Democratic Voice of Burma has been broadcasting news to Myanmar from its head office in a back alley on St Hanshaugen in Oslo for more than 21 years, in the process becoming one of the world’s best known exile media organisations.
In particular, DVB’s coverage of the September 2007 protests and reporting of the widespread devastation caused by Cyclone Nargis – and the government’s slow-witted reaction – brought acclaim to the organisation.
But the exile era seems set to end, with DVB announcing its plans to return home.
DVB’s head office in Norway is almost closed, except for some administrative staff and servers – and the site will be shut by year’s end. All of DVB’s journalists have been relocated to Chiang Mai in northern Thailand, temporarily head office for the organisation.
Deputy executive director of DVB U Khin Maung Win told The Myanmar Times the relocation was difficult but it was time to return to Myanmar.
“It is very emotional both personally and organisationally to leave Norway because we have received so much support from the Norwegian people and government over the years. But when we first started out in Norway, it was because we weren’t allowed to report freely in Myanmar,” he said.

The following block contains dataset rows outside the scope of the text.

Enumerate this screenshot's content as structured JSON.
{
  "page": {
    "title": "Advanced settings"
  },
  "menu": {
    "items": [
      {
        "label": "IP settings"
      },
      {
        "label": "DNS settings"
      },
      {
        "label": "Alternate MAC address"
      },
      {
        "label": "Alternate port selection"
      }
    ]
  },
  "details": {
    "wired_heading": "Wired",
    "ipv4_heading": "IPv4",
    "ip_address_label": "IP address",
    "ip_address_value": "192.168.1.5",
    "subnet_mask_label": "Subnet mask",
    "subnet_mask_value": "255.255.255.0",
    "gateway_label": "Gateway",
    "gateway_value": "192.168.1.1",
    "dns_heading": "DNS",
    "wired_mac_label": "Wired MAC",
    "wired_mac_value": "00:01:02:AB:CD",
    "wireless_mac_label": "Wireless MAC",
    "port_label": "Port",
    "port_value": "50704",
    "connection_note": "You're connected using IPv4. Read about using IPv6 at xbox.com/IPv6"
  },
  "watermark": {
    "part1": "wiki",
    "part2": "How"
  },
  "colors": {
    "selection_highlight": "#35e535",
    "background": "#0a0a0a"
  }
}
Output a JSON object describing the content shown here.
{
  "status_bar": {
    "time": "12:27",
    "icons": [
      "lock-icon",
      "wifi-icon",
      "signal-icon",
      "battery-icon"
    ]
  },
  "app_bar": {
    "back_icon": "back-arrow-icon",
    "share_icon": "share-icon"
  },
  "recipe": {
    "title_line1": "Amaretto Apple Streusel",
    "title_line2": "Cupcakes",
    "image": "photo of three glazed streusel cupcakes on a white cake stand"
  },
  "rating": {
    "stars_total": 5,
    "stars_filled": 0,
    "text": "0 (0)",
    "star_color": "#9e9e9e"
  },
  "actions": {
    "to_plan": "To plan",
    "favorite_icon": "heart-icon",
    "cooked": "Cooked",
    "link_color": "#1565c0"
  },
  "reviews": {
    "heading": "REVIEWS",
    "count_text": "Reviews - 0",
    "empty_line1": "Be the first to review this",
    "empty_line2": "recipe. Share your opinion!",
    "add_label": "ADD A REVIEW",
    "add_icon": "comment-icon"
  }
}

“But the situation has changed and because of the reforms in the past year it is now possible. Our former underground reporters in the country get official press accreditation, so it is time to return,” he added.
But before the editorial office in Norway was closed, DVB had one last interview to conduct in Norway – a face-to-face with President U Thein Sein, who was visiting Norway on a European trip.
“It felt like a milestone for our media organisation. It was the first time we got an exclusive interview with the president and it was an indicator that we are now treated as a professional independent media organisation,” U Khin Maung Win said.
U Khin Maung Win was among the student activists who fled what was then Burma in 1988, before making his way with others to Norway. From Norway the young activists watched the National League for Democracy’s victory in the 1990 elections and the subsequent annulment and house arrest of Aung San Suu Kyi.
U Khin Maung Win was one of four who started broadcasting DVB in 1992 – the year after Suu Kyi’s family received the Nobel Prize on her behalf. Three of the four founding members are still working with DVB. He added that DVB mostly broadcast speeches and slogans in the beginning, aiming to reinforce and encourage the democracy movement.
But the organisation slowly expanded, forming a network of journalists inside Myanmar, who secretly reported what happened in the closed country.
Thereafter, DVB established a local office in Chiang Mai to receive information and pass it to Oslo.
U Khin Maung Win said the office in Thailand is acting as the organisation’s head office but only until DVB can broadcast from inside Myanmar.
Last year U Khin Maung Win and several other DVB leaders visited Myanmar for the first time since 1988 to seek approval to establish the organisation in the country.
“It is not yet possible to move our whole operation to Myanmar because we still need a license. We are in the beginning phase of getting one, and I think it is just a matter of months before we get the license,” said U Khin Maung Win.
“On our visit we also found out that there were people who regularly monitored our broadcast. They needed to monitor all foreign broadcasters to report to the ministers and the government what the foreign broadcasters were saying about the country.
“But I also believe that the government needed to listen to foreign media to get information on issues that they would not get from their own media,” he said.
He added that an operating license is just one of multiple challenges that must be overcome before DVB can operate properly in Myanmar.
“The technical infrastructure is just not good enough in Myanmar. To work as a broadcasting media organisation the internet, telecommunications system and satellite uplinks should all be in place and there shouldn’t be a single second where the electricity is down – that is the biggest obstacle to move broadcasting to the country,” he said.
“It is still quite early to say when we can move all operations to Myanmar. But we are hoping to be broadcasting from inside the country as soon as possible but that is beyond our control,” U Khin Maung Win said.
Besides the technical infrastructure, DVB is also waiting to see the draft on the media law for broadcasting media because it will not make any compromises when it comes to editorial independence, he said.
“When the media law is published we will give our comments, if we have any, to make sure that the media law not include any censorship, so that we can report freely and independently.”
However, U Khin Maung Win said there is one compromise that DVB will have to make.
“In our conversations about the license with the government we were told that we would not be allowed to use‘Burma’ in our name. We will not change our name to Myanmar, so instead we will only use the initials ‘DVB’ from now on.”